TO DO: Please restate each entry word for word and leave the pictures out.

═════ SUPPLIED DATA ═════

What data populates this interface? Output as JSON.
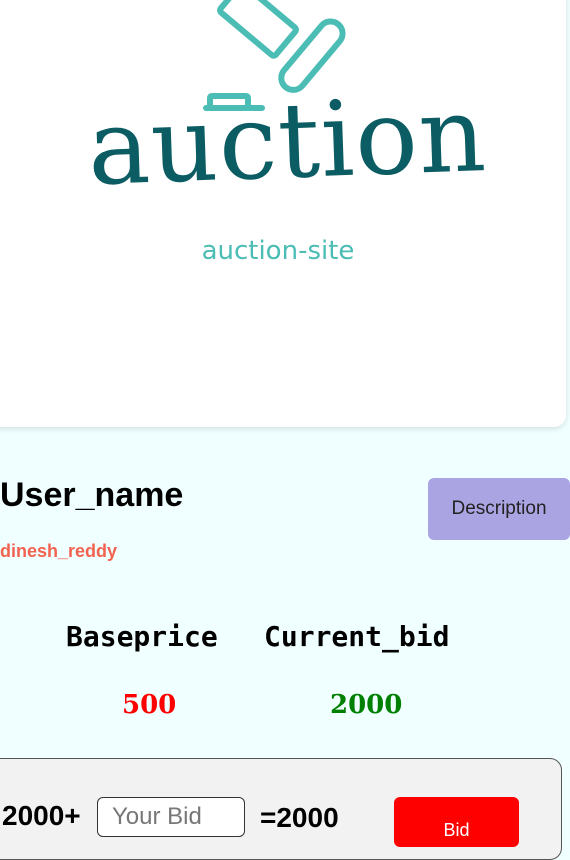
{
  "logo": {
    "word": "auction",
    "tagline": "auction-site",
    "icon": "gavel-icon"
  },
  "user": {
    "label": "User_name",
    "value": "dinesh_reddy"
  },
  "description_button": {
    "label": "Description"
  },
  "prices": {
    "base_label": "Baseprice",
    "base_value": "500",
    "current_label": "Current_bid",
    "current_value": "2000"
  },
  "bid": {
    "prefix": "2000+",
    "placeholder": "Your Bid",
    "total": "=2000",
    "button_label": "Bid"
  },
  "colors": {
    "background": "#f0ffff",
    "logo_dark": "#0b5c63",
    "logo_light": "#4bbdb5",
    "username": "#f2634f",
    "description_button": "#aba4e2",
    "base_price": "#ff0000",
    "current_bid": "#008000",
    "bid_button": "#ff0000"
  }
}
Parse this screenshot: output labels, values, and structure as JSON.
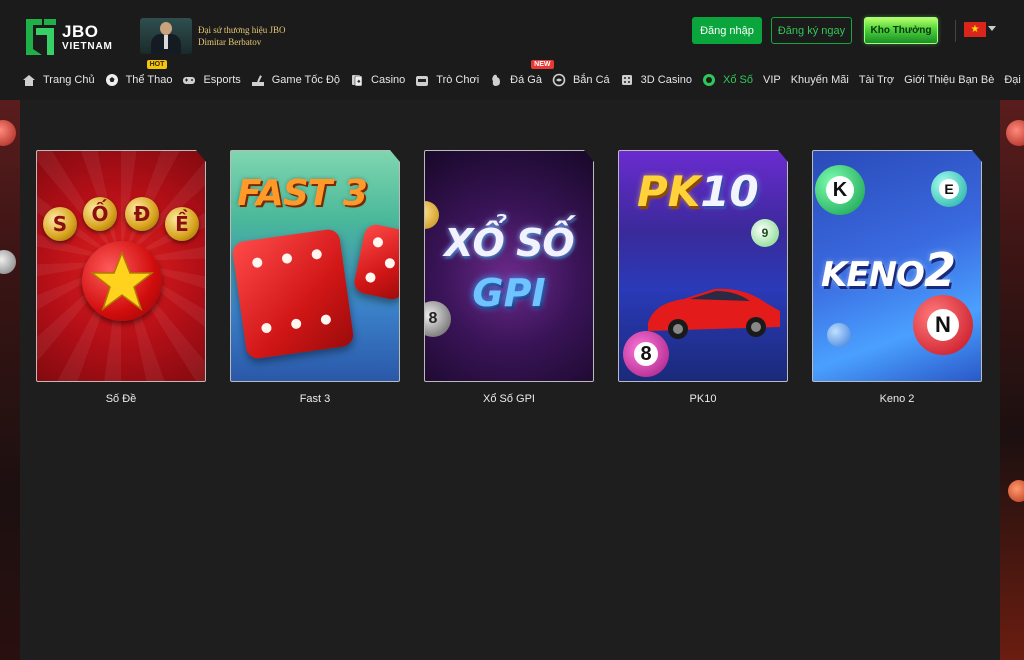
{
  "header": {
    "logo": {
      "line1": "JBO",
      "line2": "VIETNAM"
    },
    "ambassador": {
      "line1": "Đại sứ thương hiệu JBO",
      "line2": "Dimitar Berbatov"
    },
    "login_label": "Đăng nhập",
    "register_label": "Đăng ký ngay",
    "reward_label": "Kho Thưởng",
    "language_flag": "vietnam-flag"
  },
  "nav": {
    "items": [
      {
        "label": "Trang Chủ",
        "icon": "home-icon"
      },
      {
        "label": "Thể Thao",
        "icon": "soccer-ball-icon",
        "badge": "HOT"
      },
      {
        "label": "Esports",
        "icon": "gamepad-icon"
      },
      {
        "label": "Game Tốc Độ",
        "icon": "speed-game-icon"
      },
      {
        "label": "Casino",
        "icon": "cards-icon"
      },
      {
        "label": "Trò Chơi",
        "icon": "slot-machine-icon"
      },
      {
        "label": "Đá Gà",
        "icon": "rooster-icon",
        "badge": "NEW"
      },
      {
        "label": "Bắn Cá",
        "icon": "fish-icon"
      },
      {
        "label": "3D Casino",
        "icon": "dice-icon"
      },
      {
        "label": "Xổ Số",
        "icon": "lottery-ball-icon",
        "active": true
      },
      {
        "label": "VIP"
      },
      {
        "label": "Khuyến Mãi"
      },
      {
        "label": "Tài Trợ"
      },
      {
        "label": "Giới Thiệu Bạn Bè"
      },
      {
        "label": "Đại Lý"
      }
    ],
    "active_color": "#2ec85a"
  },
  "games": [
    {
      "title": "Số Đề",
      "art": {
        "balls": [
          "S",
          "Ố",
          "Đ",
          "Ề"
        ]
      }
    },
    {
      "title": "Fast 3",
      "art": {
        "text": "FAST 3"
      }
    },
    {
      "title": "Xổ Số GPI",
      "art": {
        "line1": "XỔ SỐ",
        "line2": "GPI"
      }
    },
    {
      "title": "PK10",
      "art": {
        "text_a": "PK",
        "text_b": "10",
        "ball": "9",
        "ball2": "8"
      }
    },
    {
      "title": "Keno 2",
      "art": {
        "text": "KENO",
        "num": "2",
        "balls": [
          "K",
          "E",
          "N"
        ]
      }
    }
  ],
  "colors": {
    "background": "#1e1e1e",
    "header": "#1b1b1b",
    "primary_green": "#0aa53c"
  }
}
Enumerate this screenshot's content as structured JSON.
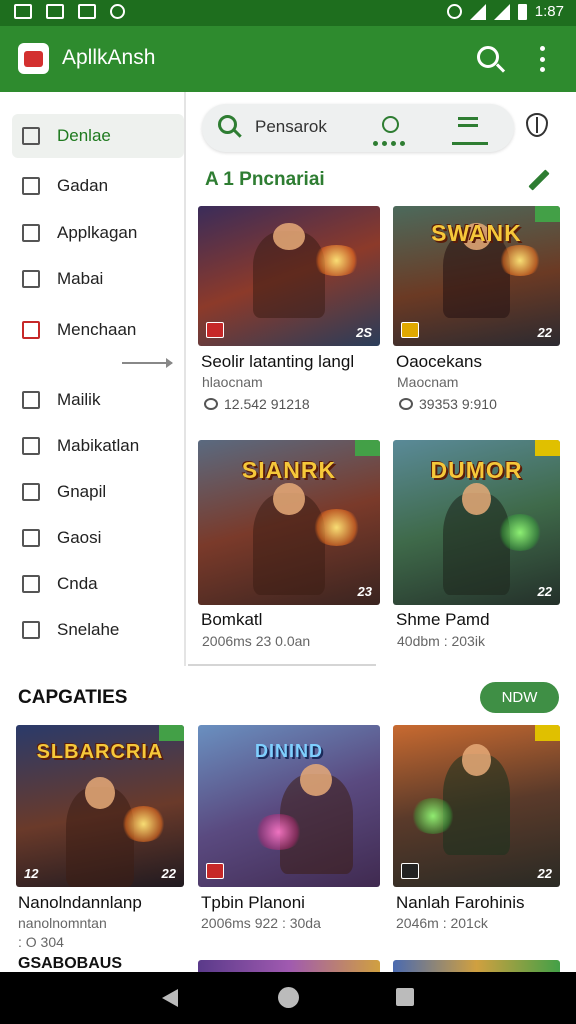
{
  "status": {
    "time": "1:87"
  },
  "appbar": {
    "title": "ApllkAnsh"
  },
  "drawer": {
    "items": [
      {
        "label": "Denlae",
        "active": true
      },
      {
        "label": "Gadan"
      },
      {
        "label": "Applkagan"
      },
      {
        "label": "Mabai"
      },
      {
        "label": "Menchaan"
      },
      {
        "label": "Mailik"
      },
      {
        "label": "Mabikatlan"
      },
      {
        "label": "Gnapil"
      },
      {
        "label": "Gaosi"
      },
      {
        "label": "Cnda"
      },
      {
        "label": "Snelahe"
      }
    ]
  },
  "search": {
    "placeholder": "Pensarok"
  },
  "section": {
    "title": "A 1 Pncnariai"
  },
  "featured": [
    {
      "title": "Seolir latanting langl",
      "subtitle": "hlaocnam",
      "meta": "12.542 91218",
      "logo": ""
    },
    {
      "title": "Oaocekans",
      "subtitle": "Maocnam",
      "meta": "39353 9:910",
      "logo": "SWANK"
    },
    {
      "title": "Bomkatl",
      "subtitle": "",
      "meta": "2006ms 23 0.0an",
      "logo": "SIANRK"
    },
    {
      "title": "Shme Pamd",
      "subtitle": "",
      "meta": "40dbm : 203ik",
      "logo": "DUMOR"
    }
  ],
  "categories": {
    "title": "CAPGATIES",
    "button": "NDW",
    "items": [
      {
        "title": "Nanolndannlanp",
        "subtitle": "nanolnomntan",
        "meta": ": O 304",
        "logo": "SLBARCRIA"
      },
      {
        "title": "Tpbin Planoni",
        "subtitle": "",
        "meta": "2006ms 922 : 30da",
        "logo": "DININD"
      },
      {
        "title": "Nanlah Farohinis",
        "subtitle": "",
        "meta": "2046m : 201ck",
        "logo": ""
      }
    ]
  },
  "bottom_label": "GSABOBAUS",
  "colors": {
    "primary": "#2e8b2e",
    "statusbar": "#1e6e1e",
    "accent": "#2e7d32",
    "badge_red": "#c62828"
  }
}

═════

SOLUTION FOR THIS EXERCISE:
What data populates this interface? Output as JSON.
{
  "logo": {
    "word": "auction",
    "tagline": "auction-site",
    "icon": "gavel-icon"
  },
  "user": {
    "label": "User_name",
    "value": "dinesh_reddy"
  },
  "description_button": {
    "label": "Description"
  },
  "prices": {
    "base_label": "Baseprice",
    "base_value": "500",
    "current_label": "Current_bid",
    "current_value": "2000"
  },
  "bid": {
    "prefix": "2000+",
    "placeholder": "Your Bid",
    "total": "=2000",
    "button_label": "Bid"
  },
  "colors": {
    "background": "#f0ffff",
    "logo_dark": "#0b5c63",
    "logo_light": "#4bbdb5",
    "username": "#f2634f",
    "description_button": "#aba4e2",
    "base_price": "#ff0000",
    "current_bid": "#008000",
    "bid_button": "#ff0000"
  }
}
Parse this screenshot: output labels, values, and structure as JSON.
{
  "header": {
    "logo": {
      "line1": "JBO",
      "line2": "VIETNAM"
    },
    "ambassador": {
      "line1": "Đại sứ thương hiệu JBO",
      "line2": "Dimitar Berbatov"
    },
    "login_label": "Đăng nhập",
    "register_label": "Đăng ký ngay",
    "reward_label": "Kho Thưởng",
    "language_flag": "vietnam-flag"
  },
  "nav": {
    "items": [
      {
        "label": "Trang Chủ",
        "icon": "home-icon"
      },
      {
        "label": "Thể Thao",
        "icon": "soccer-ball-icon",
        "badge": "HOT"
      },
      {
        "label": "Esports",
        "icon": "gamepad-icon"
      },
      {
        "label": "Game Tốc Độ",
        "icon": "speed-game-icon"
      },
      {
        "label": "Casino",
        "icon": "cards-icon"
      },
      {
        "label": "Trò Chơi",
        "icon": "slot-machine-icon"
      },
      {
        "label": "Đá Gà",
        "icon": "rooster-icon",
        "badge": "NEW"
      },
      {
        "label": "Bắn Cá",
        "icon": "fish-icon"
      },
      {
        "label": "3D Casino",
        "icon": "dice-icon"
      },
      {
        "label": "Xổ Số",
        "icon": "lottery-ball-icon",
        "active": true
      },
      {
        "label": "VIP"
      },
      {
        "label": "Khuyến Mãi"
      },
      {
        "label": "Tài Trợ"
      },
      {
        "label": "Giới Thiệu Bạn Bè"
      },
      {
        "label": "Đại Lý"
      }
    ],
    "active_color": "#2ec85a"
  },
  "games": [
    {
      "title": "Số Đề",
      "art": {
        "balls": [
          "S",
          "Ố",
          "Đ",
          "Ề"
        ]
      }
    },
    {
      "title": "Fast 3",
      "art": {
        "text": "FAST 3"
      }
    },
    {
      "title": "Xổ Số GPI",
      "art": {
        "line1": "XỔ SỐ",
        "line2": "GPI"
      }
    },
    {
      "title": "PK10",
      "art": {
        "text_a": "PK",
        "text_b": "10",
        "ball": "9",
        "ball2": "8"
      }
    },
    {
      "title": "Keno 2",
      "art": {
        "text": "KENO",
        "num": "2",
        "balls": [
          "K",
          "E",
          "N"
        ]
      }
    }
  ],
  "colors": {
    "background": "#1e1e1e",
    "header": "#1b1b1b",
    "primary_green": "#0aa53c"
  }
}
Enumerate this screenshot's content as structured JSON.
{
  "status": {
    "time": "1:87"
  },
  "appbar": {
    "title": "ApllkAnsh"
  },
  "drawer": {
    "items": [
      {
        "label": "Denlae",
        "active": true
      },
      {
        "label": "Gadan"
      },
      {
        "label": "Applkagan"
      },
      {
        "label": "Mabai"
      },
      {
        "label": "Menchaan"
      },
      {
        "label": "Mailik"
      },
      {
        "label": "Mabikatlan"
      },
      {
        "label": "Gnapil"
      },
      {
        "label": "Gaosi"
      },
      {
        "label": "Cnda"
      },
      {
        "label": "Snelahe"
      }
    ]
  },
  "search": {
    "placeholder": "Pensarok"
  },
  "section": {
    "title": "A 1 Pncnariai"
  },
  "featured": [
    {
      "title": "Seolir latanting langl",
      "subtitle": "hlaocnam",
      "meta": "12.542 91218",
      "logo": ""
    },
    {
      "title": "Oaocekans",
      "subtitle": "Maocnam",
      "meta": "39353 9:910",
      "logo": "SWANK"
    },
    {
      "title": "Bomkatl",
      "subtitle": "",
      "meta": "2006ms 23 0.0an",
      "logo": "SIANRK"
    },
    {
      "title": "Shme Pamd",
      "subtitle": "",
      "meta": "40dbm : 203ik",
      "logo": "DUMOR"
    }
  ],
  "categories": {
    "title": "CAPGATIES",
    "button": "NDW",
    "items": [
      {
        "title": "Nanolndannlanp",
        "subtitle": "nanolnomntan",
        "meta": ": O 304",
        "logo": "SLBARCRIA"
      },
      {
        "title": "Tpbin Planoni",
        "subtitle": "",
        "meta": "2006ms 922 : 30da",
        "logo": "DININD"
      },
      {
        "title": "Nanlah Farohinis",
        "subtitle": "",
        "meta": "2046m : 201ck",
        "logo": ""
      }
    ]
  },
  "bottom_label": "GSABOBAUS",
  "colors": {
    "primary": "#2e8b2e",
    "statusbar": "#1e6e1e",
    "accent": "#2e7d32",
    "badge_red": "#c62828"
  }
}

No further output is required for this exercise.